# Your task:
Without any pictures, output the records exactly as they are.

# Supplied records:
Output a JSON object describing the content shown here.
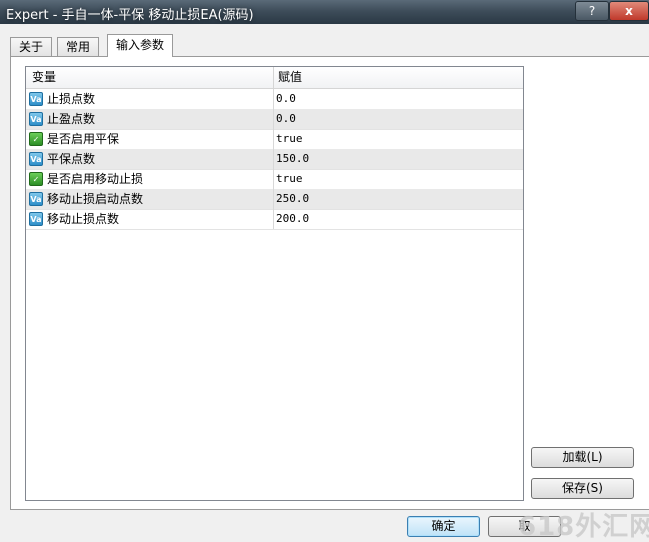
{
  "window": {
    "title": "Expert - 手自一体-平保 移动止损EA(源码)"
  },
  "titlebar": {
    "help_label": "?",
    "close_label": "x"
  },
  "tabs": [
    {
      "label": "关于"
    },
    {
      "label": "常用"
    },
    {
      "label": "输入参数",
      "active": true
    }
  ],
  "grid": {
    "columns": {
      "variable": "变量",
      "value": "赋值"
    },
    "rows": [
      {
        "icon": "numeric-param-icon",
        "name": "止损点数",
        "value": "0.0"
      },
      {
        "icon": "numeric-param-icon",
        "name": "止盈点数",
        "value": "0.0"
      },
      {
        "icon": "boolean-param-icon",
        "name": "是否启用平保",
        "value": "true"
      },
      {
        "icon": "numeric-param-icon",
        "name": "平保点数",
        "value": "150.0"
      },
      {
        "icon": "boolean-param-icon",
        "name": "是否启用移动止损",
        "value": "true"
      },
      {
        "icon": "numeric-param-icon",
        "name": "移动止损启动点数",
        "value": "250.0"
      },
      {
        "icon": "numeric-param-icon",
        "name": "移动止损点数",
        "value": "200.0"
      }
    ]
  },
  "buttons": {
    "load": "加载(L)",
    "save": "保存(S)",
    "ok": "确定",
    "cancel": "取"
  },
  "watermark": "618外汇网",
  "colors": {
    "title_bar": "#3e4d5a",
    "alt_row": "#e9e9e9",
    "numeric_icon": "#2e8fc9",
    "boolean_icon": "#2c8e25"
  }
}
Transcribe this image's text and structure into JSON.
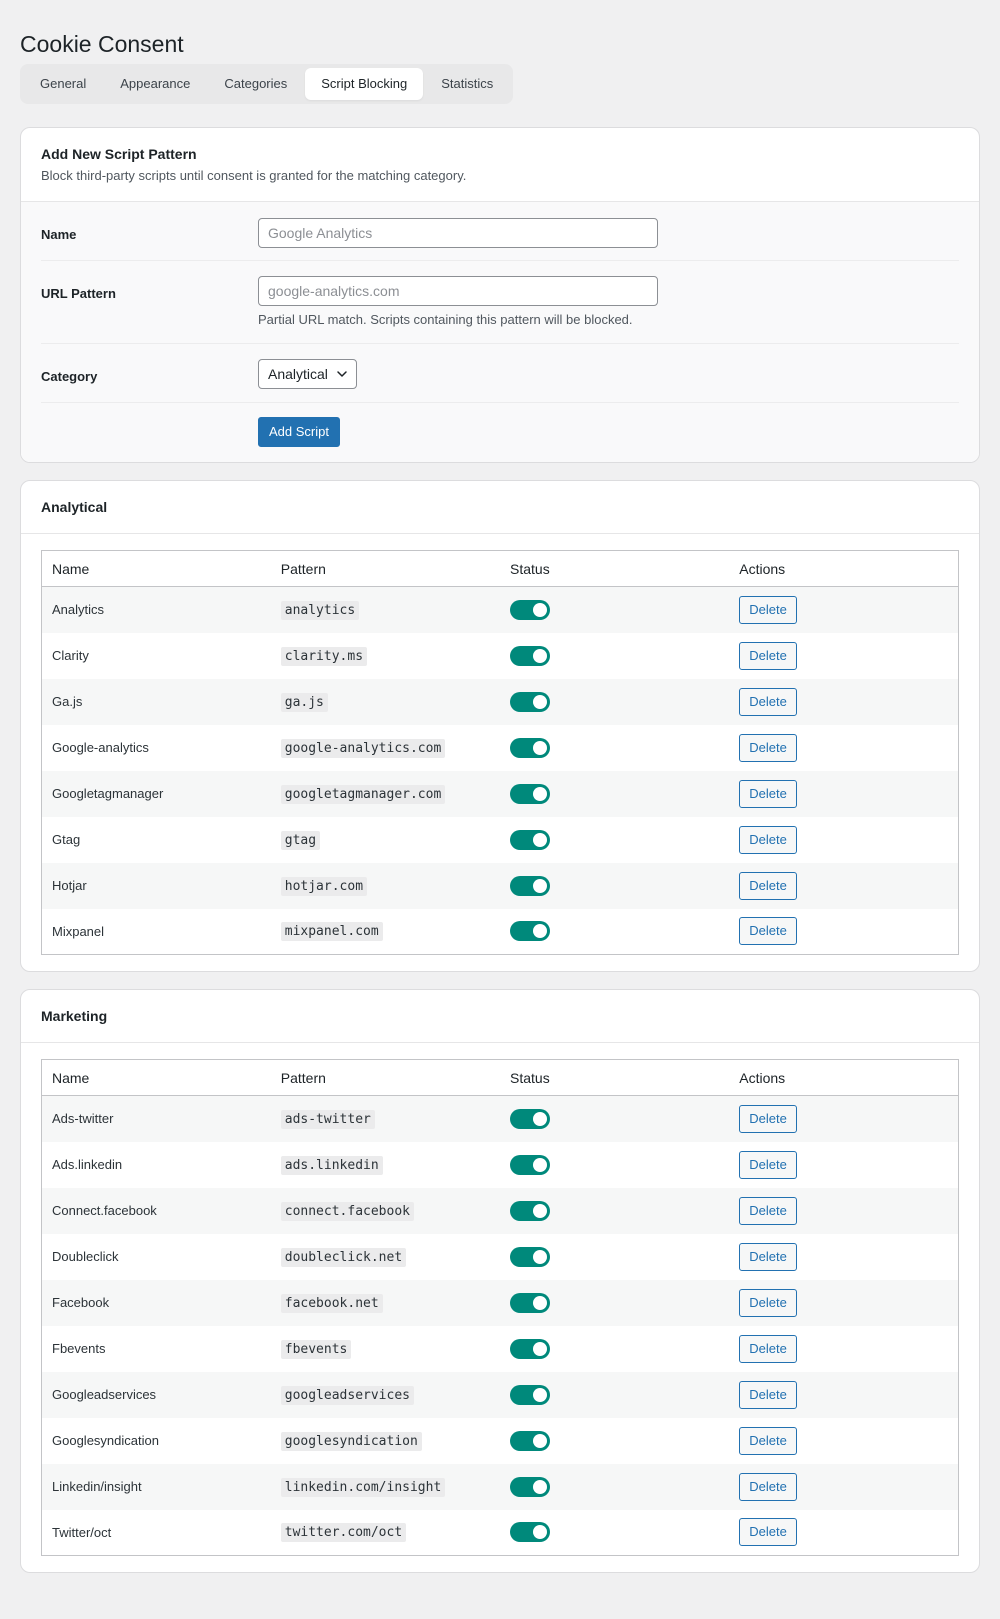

# Task answer:
Output a JSON object describing the content shown here.
{
  "window": {
    "title": "Expert - 手自一体-平保 移动止损EA(源码)"
  },
  "titlebar": {
    "help_label": "?",
    "close_label": "x"
  },
  "tabs": [
    {
      "label": "关于"
    },
    {
      "label": "常用"
    },
    {
      "label": "输入参数",
      "active": true
    }
  ],
  "grid": {
    "columns": {
      "variable": "变量",
      "value": "赋值"
    },
    "rows": [
      {
        "icon": "numeric-param-icon",
        "name": "止损点数",
        "value": "0.0"
      },
      {
        "icon": "numeric-param-icon",
        "name": "止盈点数",
        "value": "0.0"
      },
      {
        "icon": "boolean-param-icon",
        "name": "是否启用平保",
        "value": "true"
      },
      {
        "icon": "numeric-param-icon",
        "name": "平保点数",
        "value": "150.0"
      },
      {
        "icon": "boolean-param-icon",
        "name": "是否启用移动止损",
        "value": "true"
      },
      {
        "icon": "numeric-param-icon",
        "name": "移动止损启动点数",
        "value": "250.0"
      },
      {
        "icon": "numeric-param-icon",
        "name": "移动止损点数",
        "value": "200.0"
      }
    ]
  },
  "buttons": {
    "load": "加载(L)",
    "save": "保存(S)",
    "ok": "确定",
    "cancel": "取"
  },
  "watermark": "618外汇网",
  "colors": {
    "title_bar": "#3e4d5a",
    "alt_row": "#e9e9e9",
    "numeric_icon": "#2e8fc9",
    "boolean_icon": "#2c8e25"
  }
}
Transcribe this image's text and structure into JSON.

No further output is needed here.